Cancellation or curtailment — covers the cost of your trip if it’s cancelled or cut short due to an unexpected event, including illness, bereavement, or redundancy
Baggage and personal belongings — allows you to recoup the cost of personal belongings should they be lost or stolen during your trip
Delays — covers any costs incurred if your transport is delayed
Personal liability — covers any legal costs in the event you injure someone or damage their property while on holiday
End supplier failure — allows you to claim if one of the companies you book with, such as a hotel, fails
Hospital transfer — if you are hospitalised during your trip, the cost of transporting you to a hospital closer to home is covered
Additional travel or accommodation — if you are unable to return home as planned due to an accident or illness, your policy may cover the cost of any additional transport or accommodation you require
The maximum you can claim on each type of cover varies between insurers.
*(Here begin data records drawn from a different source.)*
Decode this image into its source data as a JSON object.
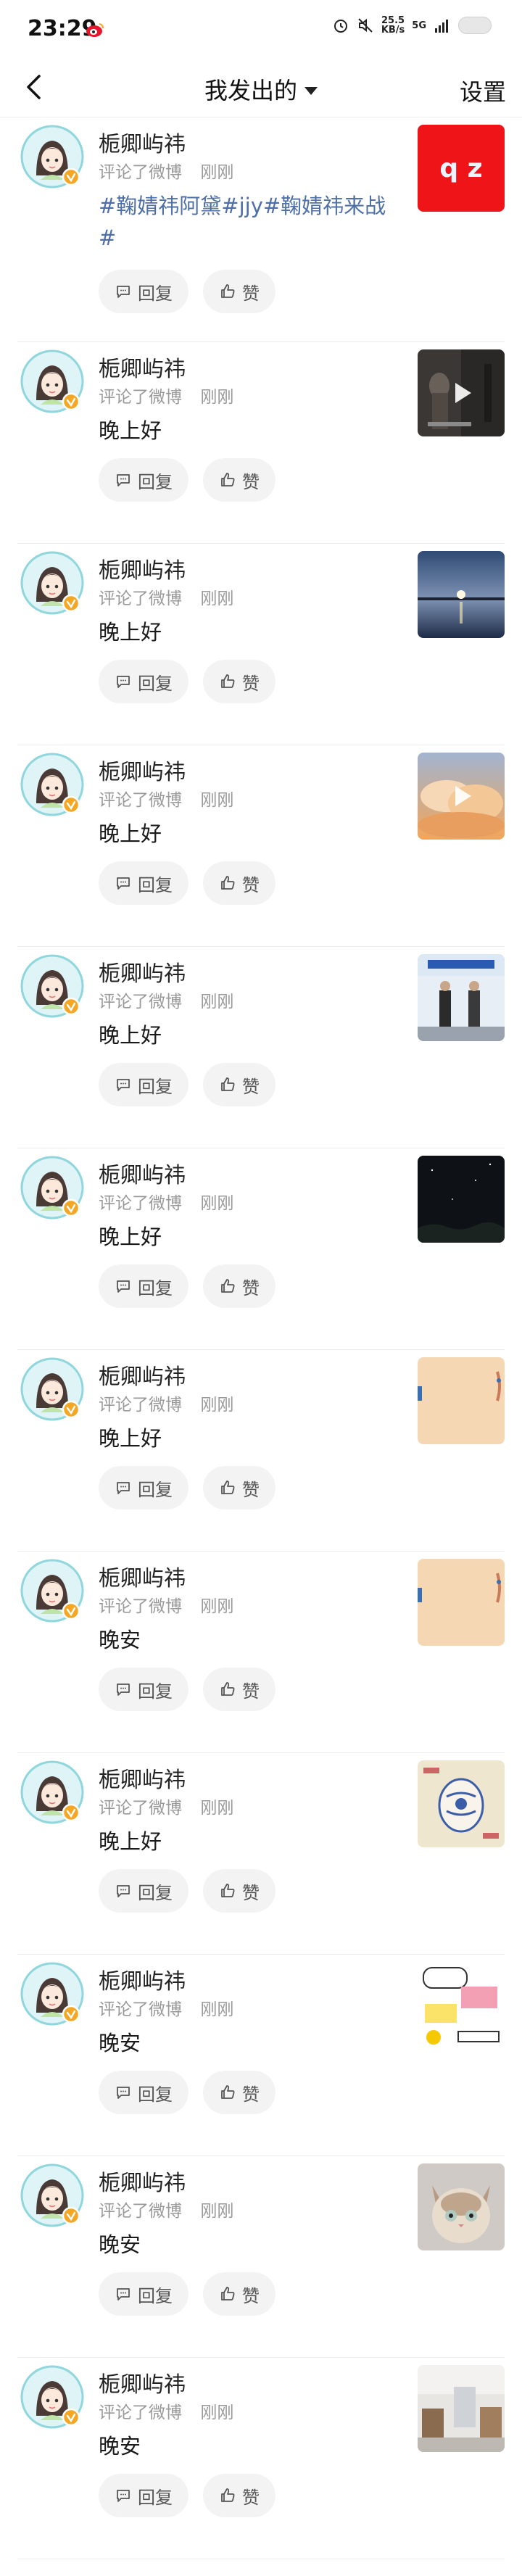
{
  "status_bar": {
    "time": "23:29",
    "speed_value": "25.5",
    "speed_unit": "KB/s",
    "network": "5G"
  },
  "nav": {
    "title": "我发出的",
    "settings_label": "设置"
  },
  "buttons": {
    "reply_label": "回复",
    "like_label": "赞"
  },
  "comments": [
    {
      "user": "栀卿屿祎",
      "action": "评论了微博",
      "time": "刚刚",
      "text": "#鞠婧祎阿黛#jjy#鞠婧祎来战#",
      "thumb": "qz-logo",
      "thumb_text": "q z"
    },
    {
      "user": "栀卿屿祎",
      "action": "评论了微博",
      "time": "刚刚",
      "text": "晚上好",
      "thumb": "video-dark"
    },
    {
      "user": "栀卿屿祎",
      "action": "评论了微博",
      "time": "刚刚",
      "text": "晚上好",
      "thumb": "moon-lake"
    },
    {
      "user": "栀卿屿祎",
      "action": "评论了微博",
      "time": "刚刚",
      "text": "晚上好",
      "thumb": "clouds-video"
    },
    {
      "user": "栀卿屿祎",
      "action": "评论了微博",
      "time": "刚刚",
      "text": "晚上好",
      "thumb": "ceremony-photo"
    },
    {
      "user": "栀卿屿祎",
      "action": "评论了微博",
      "time": "刚刚",
      "text": "晚上好",
      "thumb": "night-sky"
    },
    {
      "user": "栀卿屿祎",
      "action": "评论了微博",
      "time": "刚刚",
      "text": "晚上好",
      "thumb": "skin-beige"
    },
    {
      "user": "栀卿屿祎",
      "action": "评论了微博",
      "time": "刚刚",
      "text": "晚安",
      "thumb": "skin-beige"
    },
    {
      "user": "栀卿屿祎",
      "action": "评论了微博",
      "time": "刚刚",
      "text": "晚上好",
      "thumb": "porcelain-map"
    },
    {
      "user": "栀卿屿祎",
      "action": "评论了微博",
      "time": "刚刚",
      "text": "晚安",
      "thumb": "comic-sticker"
    },
    {
      "user": "栀卿屿祎",
      "action": "评论了微博",
      "time": "刚刚",
      "text": "晚安",
      "thumb": "cat-photo"
    },
    {
      "user": "栀卿屿祎",
      "action": "评论了微博",
      "time": "刚刚",
      "text": "晚安",
      "thumb": "room-photo"
    }
  ],
  "colors": {
    "topic": "#4e6fa8",
    "meta": "#999999",
    "badge": "#f5a623"
  }
}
Check these limits carefully before you take out a policy.
It’s also important to check your policy’s excess — the amount you’ll have to pay out of pocket towards the cost of any claims.
Many insurers also offer cover if your trip is disrupted due to Covid. For instance, you may be able to make a claim if you have to cancel or cut the trip short due to a member of the party testing positive.
However, as with any medical-related claim, you may need to provide evidence such as a positive test result or medical certificate.
What might not be covered?
It’s a good idea to check the terms and conditions carefully when choosing a cover for a UK trip.
Many insurers only cover UK breaks of a certain length — usually at least two consecutive nights away.
Others may only offer cover if the destination is a certain distance from your home, and you have paid for accommodation in advance.
Will a European or Worldwide policy cover UK trips?
If you’ve already taken out a multi-trip policy with European or worldwide cover, you may not need a second UK-specific policy since many cover UK trips as standard.
However, not every provider offers this, so check the policy wording carefully in advance of your trip.
When should you take out UK travel insurance?
The best time to purchase travel insurance is at the same time as booking your trip — and UK travel insurance is no exception.
Taking out a policy right away means you are covered if your trip has to be cancelled.
What else should you consider when booking a UK holiday?
Along with purchasing a travel insurance policy, there are a few additional steps holidaymakers can take to protect their money:
Look out for flexible booking options — some companies offer a full refund when customers cancel within a certain timeframe, such as 48 hours
Pay on your credit card — any purchases of more than £100 and up to £30,000 made on a credit card are protected under Section 75 of the Consumer Credit Act. This means if something goes wrong with your purchase, the card provider is obliged to step in should the company refuse to refund you, even if you only paid the deposit with the card
Consider the Chargeback scheme — If you’re unable to pay for your holiday using a credit card, you may be able to use this scheme. If something goes wrong with a debit card purchase, consumers can ask the bank to reverse the transaction and be repaid.